_YOUR OBJECTIVE:_
Could you output each line below precisely as it stands, without the images?

### STORED DATA ###

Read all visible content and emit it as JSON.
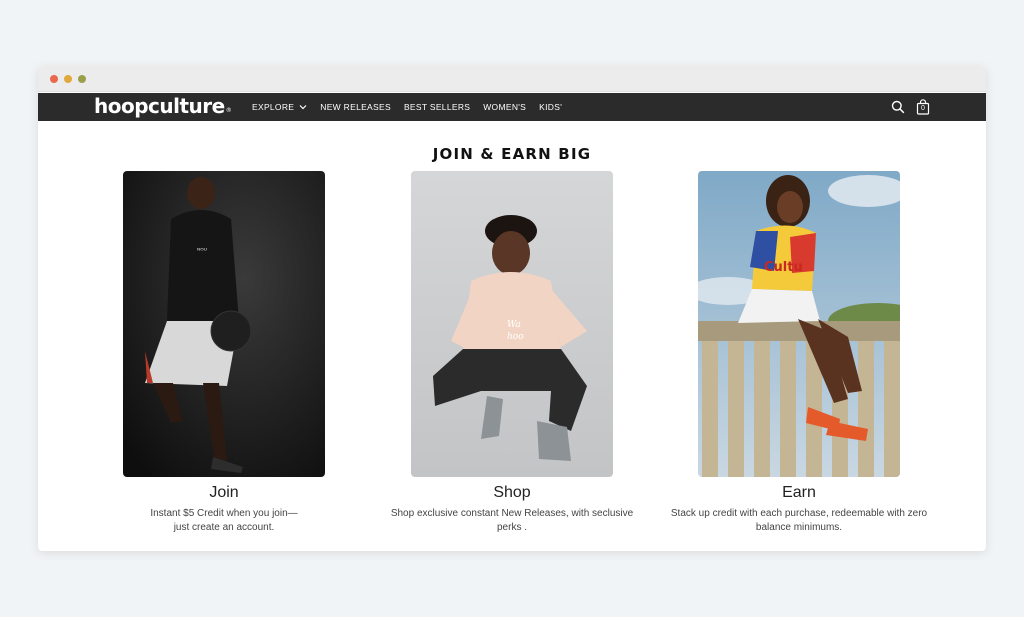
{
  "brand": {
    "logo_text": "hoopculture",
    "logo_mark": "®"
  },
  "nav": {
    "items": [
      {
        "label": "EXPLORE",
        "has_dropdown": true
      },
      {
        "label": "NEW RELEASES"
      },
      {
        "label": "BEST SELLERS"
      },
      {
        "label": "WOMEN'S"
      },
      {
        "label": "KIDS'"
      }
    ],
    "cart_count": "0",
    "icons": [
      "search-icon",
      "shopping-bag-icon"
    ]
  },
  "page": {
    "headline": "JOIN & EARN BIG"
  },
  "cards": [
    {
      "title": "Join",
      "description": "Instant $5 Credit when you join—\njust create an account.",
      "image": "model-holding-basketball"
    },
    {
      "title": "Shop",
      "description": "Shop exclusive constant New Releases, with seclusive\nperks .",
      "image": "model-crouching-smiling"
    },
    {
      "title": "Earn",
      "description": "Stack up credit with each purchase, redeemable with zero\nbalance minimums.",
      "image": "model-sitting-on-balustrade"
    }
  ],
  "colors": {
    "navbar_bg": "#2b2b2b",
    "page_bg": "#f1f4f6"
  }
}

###

_EXPECTED OUTPUT:_
Read all visible content and emit it as JSON.
{
  "brand": {
    "logo_text": "hoopculture",
    "logo_mark": "®"
  },
  "nav": {
    "items": [
      {
        "label": "EXPLORE",
        "has_dropdown": true
      },
      {
        "label": "NEW RELEASES"
      },
      {
        "label": "BEST SELLERS"
      },
      {
        "label": "WOMEN'S"
      },
      {
        "label": "KIDS'"
      }
    ],
    "cart_count": "0",
    "icons": [
      "search-icon",
      "shopping-bag-icon"
    ]
  },
  "page": {
    "headline": "JOIN & EARN BIG"
  },
  "cards": [
    {
      "title": "Join",
      "description": "Instant $5 Credit when you join—\njust create an account.",
      "image": "model-holding-basketball"
    },
    {
      "title": "Shop",
      "description": "Shop exclusive constant New Releases, with seclusive\nperks .",
      "image": "model-crouching-smiling"
    },
    {
      "title": "Earn",
      "description": "Stack up credit with each purchase, redeemable with zero\nbalance minimums.",
      "image": "model-sitting-on-balustrade"
    }
  ],
  "colors": {
    "navbar_bg": "#2b2b2b",
    "page_bg": "#f1f4f6"
  }
}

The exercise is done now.